You’ve probably seen some of these activities demonstrated at ESL teaching conferences or on some internet sites or on YouTube videos with titles like: “The 10 Best Speaking Activities.” The activities are usually promoted as a way to get students to talk. However, professional teachers don’t assign activities just to get students talking. They try to make sure that students are developing some specific technique or conversational strategy during the activity. There are ways to make these activities more than just talking, and there are ways to alter them to facilitate conversational skill-building, and there are ways to format them to be more stimulating for the students.
In this posting (Part 1), I’ll discuss three of the six activities, and in (Part 2), IMPROVING Six Popular ESL Activities: Making Them More Than Just Talking PART 2 I discuss the other three.
The postings will have two sections:
Section 1: I’ll describe the activities
Section 2: I’ll describe conversational skills that students could apply during the activities and three different ways that you can model the conversational techniques which they should use during the activity.
Section 1: Activities

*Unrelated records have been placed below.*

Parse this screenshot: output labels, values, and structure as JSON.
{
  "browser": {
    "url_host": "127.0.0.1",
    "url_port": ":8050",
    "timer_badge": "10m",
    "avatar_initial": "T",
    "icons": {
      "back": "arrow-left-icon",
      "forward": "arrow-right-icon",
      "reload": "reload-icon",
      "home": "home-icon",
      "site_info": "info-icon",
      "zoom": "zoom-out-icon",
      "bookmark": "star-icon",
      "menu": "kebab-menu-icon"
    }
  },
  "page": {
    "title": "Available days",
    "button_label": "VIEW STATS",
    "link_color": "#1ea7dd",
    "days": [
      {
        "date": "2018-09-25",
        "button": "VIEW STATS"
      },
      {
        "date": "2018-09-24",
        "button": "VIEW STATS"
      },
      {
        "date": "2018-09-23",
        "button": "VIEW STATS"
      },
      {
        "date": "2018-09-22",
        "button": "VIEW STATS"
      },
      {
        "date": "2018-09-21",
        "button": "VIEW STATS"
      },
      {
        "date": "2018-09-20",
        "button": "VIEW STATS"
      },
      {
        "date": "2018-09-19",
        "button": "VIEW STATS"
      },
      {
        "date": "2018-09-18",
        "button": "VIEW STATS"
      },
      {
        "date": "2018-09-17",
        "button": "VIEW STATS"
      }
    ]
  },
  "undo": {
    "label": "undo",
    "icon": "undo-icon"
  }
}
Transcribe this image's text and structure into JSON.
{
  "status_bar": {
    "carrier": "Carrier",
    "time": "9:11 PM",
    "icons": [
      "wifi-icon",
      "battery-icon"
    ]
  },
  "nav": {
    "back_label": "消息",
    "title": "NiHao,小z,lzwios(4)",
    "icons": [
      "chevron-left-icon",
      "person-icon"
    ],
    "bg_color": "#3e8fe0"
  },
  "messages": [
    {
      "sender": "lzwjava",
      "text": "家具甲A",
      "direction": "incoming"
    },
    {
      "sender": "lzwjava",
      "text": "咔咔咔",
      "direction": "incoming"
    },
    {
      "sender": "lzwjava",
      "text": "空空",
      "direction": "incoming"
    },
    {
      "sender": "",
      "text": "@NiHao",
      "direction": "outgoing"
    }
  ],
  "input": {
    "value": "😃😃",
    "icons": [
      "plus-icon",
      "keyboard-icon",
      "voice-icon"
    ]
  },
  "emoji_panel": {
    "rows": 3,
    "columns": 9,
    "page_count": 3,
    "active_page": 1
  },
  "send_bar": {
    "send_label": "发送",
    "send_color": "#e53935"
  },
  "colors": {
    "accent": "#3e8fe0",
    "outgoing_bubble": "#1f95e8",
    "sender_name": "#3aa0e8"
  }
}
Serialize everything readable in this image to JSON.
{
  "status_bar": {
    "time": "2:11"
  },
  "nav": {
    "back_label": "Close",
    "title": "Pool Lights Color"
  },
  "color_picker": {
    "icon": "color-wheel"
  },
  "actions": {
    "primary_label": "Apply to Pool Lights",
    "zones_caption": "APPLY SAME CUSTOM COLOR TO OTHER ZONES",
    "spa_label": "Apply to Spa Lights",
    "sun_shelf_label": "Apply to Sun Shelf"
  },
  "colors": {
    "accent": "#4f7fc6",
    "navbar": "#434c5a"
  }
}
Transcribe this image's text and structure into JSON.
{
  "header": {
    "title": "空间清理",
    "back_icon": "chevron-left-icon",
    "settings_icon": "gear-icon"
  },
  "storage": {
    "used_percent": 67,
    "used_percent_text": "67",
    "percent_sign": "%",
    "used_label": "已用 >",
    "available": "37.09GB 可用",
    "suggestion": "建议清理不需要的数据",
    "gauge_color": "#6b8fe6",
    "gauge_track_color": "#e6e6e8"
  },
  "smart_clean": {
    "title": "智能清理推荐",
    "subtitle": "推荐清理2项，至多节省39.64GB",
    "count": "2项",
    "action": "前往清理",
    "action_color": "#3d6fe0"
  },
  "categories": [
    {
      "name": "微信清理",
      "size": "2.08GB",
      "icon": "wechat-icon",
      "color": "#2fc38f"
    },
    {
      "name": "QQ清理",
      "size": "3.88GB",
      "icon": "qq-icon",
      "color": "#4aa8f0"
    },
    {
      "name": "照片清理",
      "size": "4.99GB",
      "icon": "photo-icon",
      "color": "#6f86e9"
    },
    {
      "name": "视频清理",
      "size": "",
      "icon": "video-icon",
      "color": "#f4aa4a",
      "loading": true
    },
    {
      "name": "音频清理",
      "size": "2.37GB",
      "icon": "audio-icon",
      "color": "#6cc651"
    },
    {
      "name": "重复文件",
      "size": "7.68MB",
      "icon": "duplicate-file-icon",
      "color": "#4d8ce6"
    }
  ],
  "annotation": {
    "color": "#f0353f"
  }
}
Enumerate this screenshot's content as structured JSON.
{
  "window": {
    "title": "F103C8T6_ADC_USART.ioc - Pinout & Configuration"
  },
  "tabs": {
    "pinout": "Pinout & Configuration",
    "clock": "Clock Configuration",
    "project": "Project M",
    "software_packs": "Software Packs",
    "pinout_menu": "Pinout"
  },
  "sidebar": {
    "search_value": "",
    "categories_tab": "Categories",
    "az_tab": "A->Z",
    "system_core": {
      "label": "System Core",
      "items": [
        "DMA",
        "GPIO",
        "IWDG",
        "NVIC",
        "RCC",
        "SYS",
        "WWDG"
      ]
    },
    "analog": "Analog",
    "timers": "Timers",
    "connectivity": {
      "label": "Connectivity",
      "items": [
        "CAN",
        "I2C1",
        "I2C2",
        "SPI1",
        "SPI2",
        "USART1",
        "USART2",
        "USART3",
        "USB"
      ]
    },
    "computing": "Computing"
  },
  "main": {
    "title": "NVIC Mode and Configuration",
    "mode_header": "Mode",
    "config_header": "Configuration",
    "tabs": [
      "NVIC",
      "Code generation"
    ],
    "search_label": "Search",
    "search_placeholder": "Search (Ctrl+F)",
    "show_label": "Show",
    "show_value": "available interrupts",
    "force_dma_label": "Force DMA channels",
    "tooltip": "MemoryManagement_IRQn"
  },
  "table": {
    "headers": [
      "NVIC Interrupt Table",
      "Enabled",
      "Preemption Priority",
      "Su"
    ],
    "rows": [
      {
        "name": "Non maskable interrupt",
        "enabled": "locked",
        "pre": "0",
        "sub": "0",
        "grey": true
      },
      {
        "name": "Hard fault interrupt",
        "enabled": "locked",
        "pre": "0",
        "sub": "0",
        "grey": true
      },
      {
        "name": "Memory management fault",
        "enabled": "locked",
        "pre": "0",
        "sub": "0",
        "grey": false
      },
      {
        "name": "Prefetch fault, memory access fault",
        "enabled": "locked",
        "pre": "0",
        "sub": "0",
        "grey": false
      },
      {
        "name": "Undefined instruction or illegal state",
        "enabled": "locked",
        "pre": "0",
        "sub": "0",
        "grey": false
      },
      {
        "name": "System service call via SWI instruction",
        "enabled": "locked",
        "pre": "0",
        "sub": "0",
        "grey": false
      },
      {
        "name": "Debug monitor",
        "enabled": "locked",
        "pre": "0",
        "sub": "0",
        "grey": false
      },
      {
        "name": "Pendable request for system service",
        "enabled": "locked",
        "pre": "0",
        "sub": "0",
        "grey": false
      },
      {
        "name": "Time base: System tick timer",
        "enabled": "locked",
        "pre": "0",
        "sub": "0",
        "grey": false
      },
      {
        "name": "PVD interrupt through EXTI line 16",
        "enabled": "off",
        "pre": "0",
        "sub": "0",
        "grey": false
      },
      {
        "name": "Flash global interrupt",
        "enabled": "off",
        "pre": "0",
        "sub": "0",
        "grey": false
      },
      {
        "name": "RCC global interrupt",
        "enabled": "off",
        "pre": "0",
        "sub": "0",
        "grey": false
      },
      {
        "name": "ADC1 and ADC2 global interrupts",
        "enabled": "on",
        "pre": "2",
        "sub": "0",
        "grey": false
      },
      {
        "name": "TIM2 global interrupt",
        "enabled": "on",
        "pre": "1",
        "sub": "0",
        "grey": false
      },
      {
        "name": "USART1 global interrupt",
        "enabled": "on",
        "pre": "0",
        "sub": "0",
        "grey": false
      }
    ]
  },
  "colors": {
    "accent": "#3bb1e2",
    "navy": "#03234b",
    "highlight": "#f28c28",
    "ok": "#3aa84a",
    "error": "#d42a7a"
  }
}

Her is a link to a short video where you can see a demonstration of how this activity works and more explanations about its many improvements over traditional 20 Questions: Video A Better Way to do 20 Questions
Her is a link to a short video where you can see a demonstration of how this activity works and more explanations about its many improvements over traditional Talk about Your Picture activity: Video A Better Way to do Talk about a Picture
Her is a link to a short video where you can see a demonstration of how this activity works and more explanations about its many improvements over traditional Surveys or Questionaires: A BETTER Way to do ESL Surveys and Questionnaires Activities
(For a more complete description of this activity and a questionnaire handout that you can use with your students, see • Whole Class Conversation Mixer Activity: Good for Students’ Skills, Brains and More)
Section 2: Conversational Techniques and Modeling Exercises
In this section, I’ll explain two important type of exercises that you will want to include in order to make these popular activities better.
(In the links to the videos above, I discuss more details and include more examples for how to include these exercises.)
1) Conversation techniques. These exercises will prepare your students to engage with each other during the activities. These are techniques that they will need beyond the ESL classroom.
2) Modeling exercises. These show students how they should carry out the activity in ways that will best help them improve their conversational skills.
In all these activities, students have opportunities to use rejoinders, especially ones that show they are listening (I see / uh huh, etc.), are happy to hear what was said (Great! / Wonderful!) and are surprised (Wow! / That’s amazing! etc.)
Before doing an activity, it’s helpful to do a short exercise in which students focus on the type of rejoinders that they should use. For beginning levels, it might only be ones to show that they understand (That’s nice / Oh, yeah? etc.) or not understanding (I’m sorry. What did you say? etc.) For practice with rejoinders, see • Conversation magic: Two most important conversation techniques (Part 1)
and • ESL Students Won’t Progress In Conversation Skills Without This Technique.
Also, with these activities, they will have chances to ask follow-up questions. For practice with follow-up questions, see • Conversation magic: Two most important techniques. (Part 2)
In addition, for intermediate-levels, during the activities, they could be expected to answer questions with details. For practice with doing this, see • Conversation Activity: Getting Students to Say More Than the Minimum
It’s not very effective for the teacher to just tell the students how to carry out the activity and to remind them to use rejoinders, follow-up questions and tell details. So we want exercises that will engage the students and which will help them understand exactly what to do. Here are some examples:
- Fill-in-the-blanks. Students choose words from the box to fill in the demonstration dialog.
- Juxtapose active and less active students. In pairs, students read two dialogs and identify which one shows students carrying out the activity correctly.
- Two students model in front of the class. You choose two students to come to the front of the class and read Dialog 1 (above) and then choose two other students to read Dialog 2. Students tell you who were more active, and you can point out what they did that you want everyone to do during the activity.
- Teacher modeling. You choose a student to model with you to the whole class. For example:
For bouka-bouka, you can demonstrate how you could make the activity more intriguing by starting off with general hints and then progressing to more specific hints.
For talking about a picture, you could show students how they could use their imagination when talking about their pretend picture.
For the survey activity, you could illustrate how they could extend their interactions by asking even more than the one required follow-up question.
In conclusion, these popular activities should be more than just a way to get students to talk. They can be designed in a way to help students develop conversational techniques that they’ll be able to apply outside our classrooms.